What you need to do is retype every entry exactly as written.

[Opening PROVIDED DATA section]

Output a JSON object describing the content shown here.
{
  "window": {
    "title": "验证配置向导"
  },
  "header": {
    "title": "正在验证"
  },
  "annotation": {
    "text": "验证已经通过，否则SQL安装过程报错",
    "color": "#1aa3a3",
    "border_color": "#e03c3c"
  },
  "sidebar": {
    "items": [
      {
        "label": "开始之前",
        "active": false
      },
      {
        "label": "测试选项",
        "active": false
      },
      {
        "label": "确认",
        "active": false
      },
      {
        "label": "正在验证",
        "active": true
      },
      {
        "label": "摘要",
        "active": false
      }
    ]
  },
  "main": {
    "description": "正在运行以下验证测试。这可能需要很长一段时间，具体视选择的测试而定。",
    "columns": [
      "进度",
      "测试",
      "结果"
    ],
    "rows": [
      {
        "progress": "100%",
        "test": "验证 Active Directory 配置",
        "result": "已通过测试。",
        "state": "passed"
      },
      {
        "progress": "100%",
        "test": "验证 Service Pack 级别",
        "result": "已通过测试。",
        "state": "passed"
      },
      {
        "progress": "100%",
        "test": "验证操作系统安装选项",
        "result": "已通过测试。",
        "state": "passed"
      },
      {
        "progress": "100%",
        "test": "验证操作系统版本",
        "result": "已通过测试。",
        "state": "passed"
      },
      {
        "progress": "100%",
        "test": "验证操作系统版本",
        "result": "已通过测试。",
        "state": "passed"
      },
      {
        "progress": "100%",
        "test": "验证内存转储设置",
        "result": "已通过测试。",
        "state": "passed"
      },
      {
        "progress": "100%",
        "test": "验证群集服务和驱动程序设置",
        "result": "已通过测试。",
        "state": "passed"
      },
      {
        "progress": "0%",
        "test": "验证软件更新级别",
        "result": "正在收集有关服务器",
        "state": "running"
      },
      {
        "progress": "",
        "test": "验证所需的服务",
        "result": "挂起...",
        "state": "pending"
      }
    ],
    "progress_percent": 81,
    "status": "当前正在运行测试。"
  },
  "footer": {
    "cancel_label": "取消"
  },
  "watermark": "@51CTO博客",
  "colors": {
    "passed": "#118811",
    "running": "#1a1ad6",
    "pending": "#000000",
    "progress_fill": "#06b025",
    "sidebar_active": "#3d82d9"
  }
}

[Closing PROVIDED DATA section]

▶ ANSWER FOR THIS EXERCISE:
Output a JSON object describing the content shown here.
{
  "window": {
    "title": "验证配置向导"
  },
  "header": {
    "title": "正在验证"
  },
  "annotation": {
    "text": "验证已经通过，否则SQL安装过程报错",
    "color": "#1aa3a3",
    "border_color": "#e03c3c"
  },
  "sidebar": {
    "items": [
      {
        "label": "开始之前",
        "active": false
      },
      {
        "label": "测试选项",
        "active": false
      },
      {
        "label": "确认",
        "active": false
      },
      {
        "label": "正在验证",
        "active": true
      },
      {
        "label": "摘要",
        "active": false
      }
    ]
  },
  "main": {
    "description": "正在运行以下验证测试。这可能需要很长一段时间，具体视选择的测试而定。",
    "columns": [
      "进度",
      "测试",
      "结果"
    ],
    "rows": [
      {
        "progress": "100%",
        "test": "验证 Active Directory 配置",
        "result": "已通过测试。",
        "state": "passed"
      },
      {
        "progress": "100%",
        "test": "验证 Service Pack 级别",
        "result": "已通过测试。",
        "state": "passed"
      },
      {
        "progress": "100%",
        "test": "验证操作系统安装选项",
        "result": "已通过测试。",
        "state": "passed"
      },
      {
        "progress": "100%",
        "test": "验证操作系统版本",
        "result": "已通过测试。",
        "state": "passed"
      },
      {
        "progress": "100%",
        "test": "验证操作系统版本",
        "result": "已通过测试。",
        "state": "passed"
      },
      {
        "progress": "100%",
        "test": "验证内存转储设置",
        "result": "已通过测试。",
        "state": "passed"
      },
      {
        "progress": "100%",
        "test": "验证群集服务和驱动程序设置",
        "result": "已通过测试。",
        "state": "passed"
      },
      {
        "progress": "0%",
        "test": "验证软件更新级别",
        "result": "正在收集有关服务器",
        "state": "running"
      },
      {
        "progress": "",
        "test": "验证所需的服务",
        "result": "挂起...",
        "state": "pending"
      }
    ],
    "progress_percent": 81,
    "status": "当前正在运行测试。"
  },
  "footer": {
    "cancel_label": "取消"
  },
  "watermark": "@51CTO博客",
  "colors": {
    "passed": "#118811",
    "running": "#1a1ad6",
    "pending": "#000000",
    "progress_fill": "#06b025",
    "sidebar_active": "#3d82d9"
  }
}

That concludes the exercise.